Whitman, Essie Barbara

Essie Barbara Whitman was a member of the renowned Whitman Sisters Company. The group of African-American sisters, who were entrepreneurs as well as entertainers, developed their own musical, dance, and comedy performing arts company. From 1901 to 1943, the group performed throughout the United States, becoming the longest-running and highest-paid act on the Theater Owners Booking Association (TOBA) circuit. Essie Whitman was born on July 4, 1882, in Osceola (Mississippi County) to the Reverend Albery Allson Whitman, who was a bishop in the Methodist Church, and Caddie A. Whitman; she was the second of four sisters who included Mabel (1880–1942), Alberta (1887–1963), and “Baby” Alice (1900–1969). Rev. Whitman, later known as the “Poet Laureate of the Negro Race,” is said to have taught …

Witherspoon, Jimmy “Spoon”

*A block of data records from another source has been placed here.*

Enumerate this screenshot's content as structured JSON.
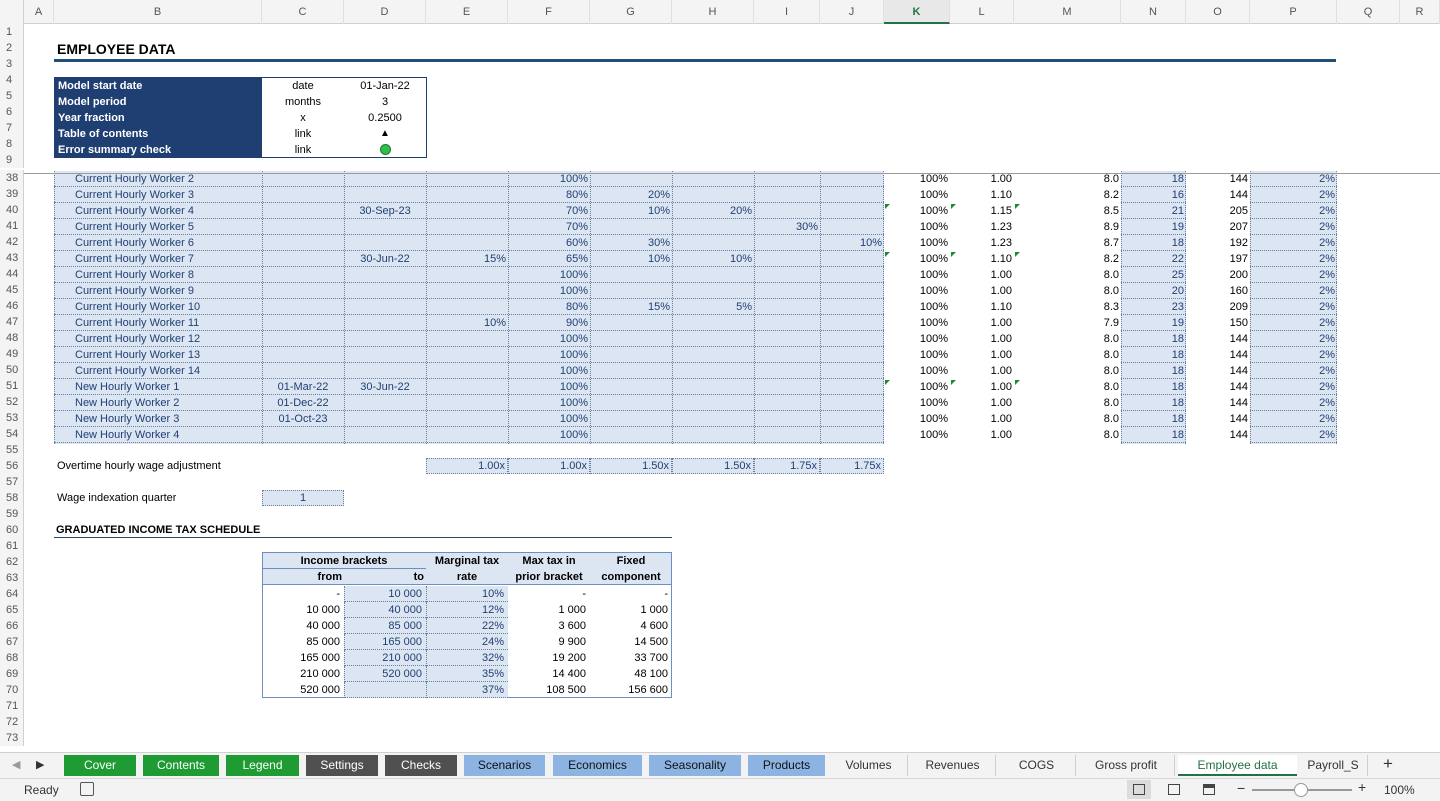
{
  "columns": [
    "A",
    "B",
    "C",
    "D",
    "E",
    "F",
    "G",
    "H",
    "I",
    "J",
    "K",
    "L",
    "M",
    "N",
    "O",
    "P",
    "Q",
    "R"
  ],
  "active_column": "K",
  "rows_top": [
    "1",
    "2",
    "3",
    "4",
    "5",
    "6",
    "7",
    "8",
    "9"
  ],
  "rows_bottom": [
    "38",
    "39",
    "40",
    "41",
    "42",
    "43",
    "44",
    "45",
    "46",
    "47",
    "48",
    "49",
    "50",
    "51",
    "52",
    "53",
    "54",
    "55",
    "56",
    "57",
    "58",
    "59",
    "60",
    "61",
    "62",
    "63",
    "64",
    "65",
    "66",
    "67",
    "68",
    "69",
    "70",
    "71",
    "72",
    "73"
  ],
  "title": "EMPLOYEE DATA",
  "model_info": [
    {
      "label": "Model start date",
      "unit": "date",
      "value": "01-Jan-22"
    },
    {
      "label": "Model period",
      "unit": "months",
      "value": "3"
    },
    {
      "label": "Year fraction",
      "unit": "x",
      "value": "0.2500"
    },
    {
      "label": "Table of contents",
      "unit": "link",
      "value": "▲"
    },
    {
      "label": "Error summary check",
      "unit": "link",
      "value": ""
    }
  ],
  "workers": [
    {
      "name": "Current Hourly Worker 2",
      "c": "",
      "d": "",
      "e": "",
      "f": "100%",
      "g": "",
      "h": "",
      "i": "",
      "j": "",
      "k": "100%",
      "l": "1.00",
      "m": "8.0",
      "n": "18",
      "o": "144",
      "p": "2%"
    },
    {
      "name": "Current Hourly Worker 3",
      "c": "",
      "d": "",
      "e": "",
      "f": "80%",
      "g": "20%",
      "h": "",
      "i": "",
      "j": "",
      "k": "100%",
      "l": "1.10",
      "m": "8.2",
      "n": "16",
      "o": "144",
      "p": "2%"
    },
    {
      "name": "Current Hourly Worker 4",
      "c": "",
      "d": "30-Sep-23",
      "e": "",
      "f": "70%",
      "g": "10%",
      "h": "20%",
      "i": "",
      "j": "",
      "k": "100%",
      "l": "1.15",
      "m": "8.5",
      "n": "21",
      "o": "205",
      "p": "2%"
    },
    {
      "name": "Current Hourly Worker 5",
      "c": "",
      "d": "",
      "e": "",
      "f": "70%",
      "g": "",
      "h": "",
      "i": "30%",
      "j": "",
      "k": "100%",
      "l": "1.23",
      "m": "8.9",
      "n": "19",
      "o": "207",
      "p": "2%"
    },
    {
      "name": "Current Hourly Worker 6",
      "c": "",
      "d": "",
      "e": "",
      "f": "60%",
      "g": "30%",
      "h": "",
      "i": "",
      "j": "10%",
      "k": "100%",
      "l": "1.23",
      "m": "8.7",
      "n": "18",
      "o": "192",
      "p": "2%"
    },
    {
      "name": "Current Hourly Worker 7",
      "c": "",
      "d": "30-Jun-22",
      "e": "15%",
      "f": "65%",
      "g": "10%",
      "h": "10%",
      "i": "",
      "j": "",
      "k": "100%",
      "l": "1.10",
      "m": "8.2",
      "n": "22",
      "o": "197",
      "p": "2%"
    },
    {
      "name": "Current Hourly Worker 8",
      "c": "",
      "d": "",
      "e": "",
      "f": "100%",
      "g": "",
      "h": "",
      "i": "",
      "j": "",
      "k": "100%",
      "l": "1.00",
      "m": "8.0",
      "n": "25",
      "o": "200",
      "p": "2%"
    },
    {
      "name": "Current Hourly Worker 9",
      "c": "",
      "d": "",
      "e": "",
      "f": "100%",
      "g": "",
      "h": "",
      "i": "",
      "j": "",
      "k": "100%",
      "l": "1.00",
      "m": "8.0",
      "n": "20",
      "o": "160",
      "p": "2%"
    },
    {
      "name": "Current Hourly Worker 10",
      "c": "",
      "d": "",
      "e": "",
      "f": "80%",
      "g": "15%",
      "h": "5%",
      "i": "",
      "j": "",
      "k": "100%",
      "l": "1.10",
      "m": "8.3",
      "n": "23",
      "o": "209",
      "p": "2%"
    },
    {
      "name": "Current Hourly Worker 11",
      "c": "",
      "d": "",
      "e": "10%",
      "f": "90%",
      "g": "",
      "h": "",
      "i": "",
      "j": "",
      "k": "100%",
      "l": "1.00",
      "m": "7.9",
      "n": "19",
      "o": "150",
      "p": "2%"
    },
    {
      "name": "Current Hourly Worker 12",
      "c": "",
      "d": "",
      "e": "",
      "f": "100%",
      "g": "",
      "h": "",
      "i": "",
      "j": "",
      "k": "100%",
      "l": "1.00",
      "m": "8.0",
      "n": "18",
      "o": "144",
      "p": "2%"
    },
    {
      "name": "Current Hourly Worker 13",
      "c": "",
      "d": "",
      "e": "",
      "f": "100%",
      "g": "",
      "h": "",
      "i": "",
      "j": "",
      "k": "100%",
      "l": "1.00",
      "m": "8.0",
      "n": "18",
      "o": "144",
      "p": "2%"
    },
    {
      "name": "Current Hourly Worker 14",
      "c": "",
      "d": "",
      "e": "",
      "f": "100%",
      "g": "",
      "h": "",
      "i": "",
      "j": "",
      "k": "100%",
      "l": "1.00",
      "m": "8.0",
      "n": "18",
      "o": "144",
      "p": "2%"
    },
    {
      "name": "New Hourly Worker 1",
      "c": "01-Mar-22",
      "d": "30-Jun-22",
      "e": "",
      "f": "100%",
      "g": "",
      "h": "",
      "i": "",
      "j": "",
      "k": "100%",
      "l": "1.00",
      "m": "8.0",
      "n": "18",
      "o": "144",
      "p": "2%"
    },
    {
      "name": "New Hourly Worker 2",
      "c": "01-Dec-22",
      "d": "",
      "e": "",
      "f": "100%",
      "g": "",
      "h": "",
      "i": "",
      "j": "",
      "k": "100%",
      "l": "1.00",
      "m": "8.0",
      "n": "18",
      "o": "144",
      "p": "2%"
    },
    {
      "name": "New Hourly Worker 3",
      "c": "01-Oct-23",
      "d": "",
      "e": "",
      "f": "100%",
      "g": "",
      "h": "",
      "i": "",
      "j": "",
      "k": "100%",
      "l": "1.00",
      "m": "8.0",
      "n": "18",
      "o": "144",
      "p": "2%"
    },
    {
      "name": "New Hourly Worker 4",
      "c": "",
      "d": "",
      "e": "",
      "f": "100%",
      "g": "",
      "h": "",
      "i": "",
      "j": "",
      "k": "100%",
      "l": "1.00",
      "m": "8.0",
      "n": "18",
      "o": "144",
      "p": "2%"
    }
  ],
  "overtime": {
    "label": "Overtime hourly wage adjustment",
    "values": [
      "1.00x",
      "1.00x",
      "1.50x",
      "1.50x",
      "1.75x",
      "1.75x"
    ]
  },
  "wage_index": {
    "label": "Wage indexation quarter",
    "value": "1"
  },
  "tax": {
    "title": "GRADUATED INCOME TAX SCHEDULE",
    "header_top": [
      "Income brackets",
      "Marginal tax",
      "Max tax in",
      "Fixed"
    ],
    "header_bottom": [
      "from",
      "to",
      "rate",
      "prior bracket",
      "component"
    ],
    "rows": [
      [
        "-",
        "10 000",
        "10%",
        "-",
        "-"
      ],
      [
        "10 000",
        "40 000",
        "12%",
        "1 000",
        "1 000"
      ],
      [
        "40 000",
        "85 000",
        "22%",
        "3 600",
        "4 600"
      ],
      [
        "85 000",
        "165 000",
        "24%",
        "9 900",
        "14 500"
      ],
      [
        "165 000",
        "210 000",
        "32%",
        "19 200",
        "33 700"
      ],
      [
        "210 000",
        "520 000",
        "35%",
        "14 400",
        "48 100"
      ],
      [
        "520 000",
        "",
        "37%",
        "108 500",
        "156 600"
      ]
    ]
  },
  "tabs": [
    {
      "label": "Cover",
      "style": "green"
    },
    {
      "label": "Contents",
      "style": "green"
    },
    {
      "label": "Legend",
      "style": "green"
    },
    {
      "label": "Settings",
      "style": "gray"
    },
    {
      "label": "Checks",
      "style": "gray"
    },
    {
      "label": "Scenarios",
      "style": "lblue"
    },
    {
      "label": "Economics",
      "style": "lblue"
    },
    {
      "label": "Seasonality",
      "style": "lblue"
    },
    {
      "label": "Products",
      "style": "lblue"
    },
    {
      "label": "Volumes",
      "style": "plain"
    },
    {
      "label": "Revenues",
      "style": "plain"
    },
    {
      "label": "COGS",
      "style": "plain"
    },
    {
      "label": "Gross profit",
      "style": "plain"
    },
    {
      "label": "Employee data",
      "style": "active"
    },
    {
      "label": "Payroll_S",
      "style": "plain"
    }
  ],
  "status": {
    "ready": "Ready",
    "zoom": "100%"
  },
  "colors": {
    "navy": "#1f3f73",
    "input_fill": "#dce6f2",
    "excel_green": "#217346",
    "tab_green": "#1e9b33",
    "tab_gray": "#505050",
    "tab_blue": "#8db3e2"
  }
}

James John (Jimmy) Witherspoon, also known by the nickname “Spoon,” was a versatile singer who achieved commercial success and critical acclaim in the genres of blues, jazz, and rhythm and blues. His 1947 recording “Ain’t Nobody’s Business” was a hit in 1949 and became his signature song. Jimmy Witherspoon was born in Gurdon (Clark County) to Leonard Witherspoon, a Missouri Pacific Railroad brakeman, and Eva Tatum Witherspoon, a church pianist. The family was devoutly religious. His parents were members of the choir at their Baptist church. His date of birth is usually given as August 8, 1923, but some sources give the birth year as 1920, and more than one source gives the birth date as August 18, 1921, attributing …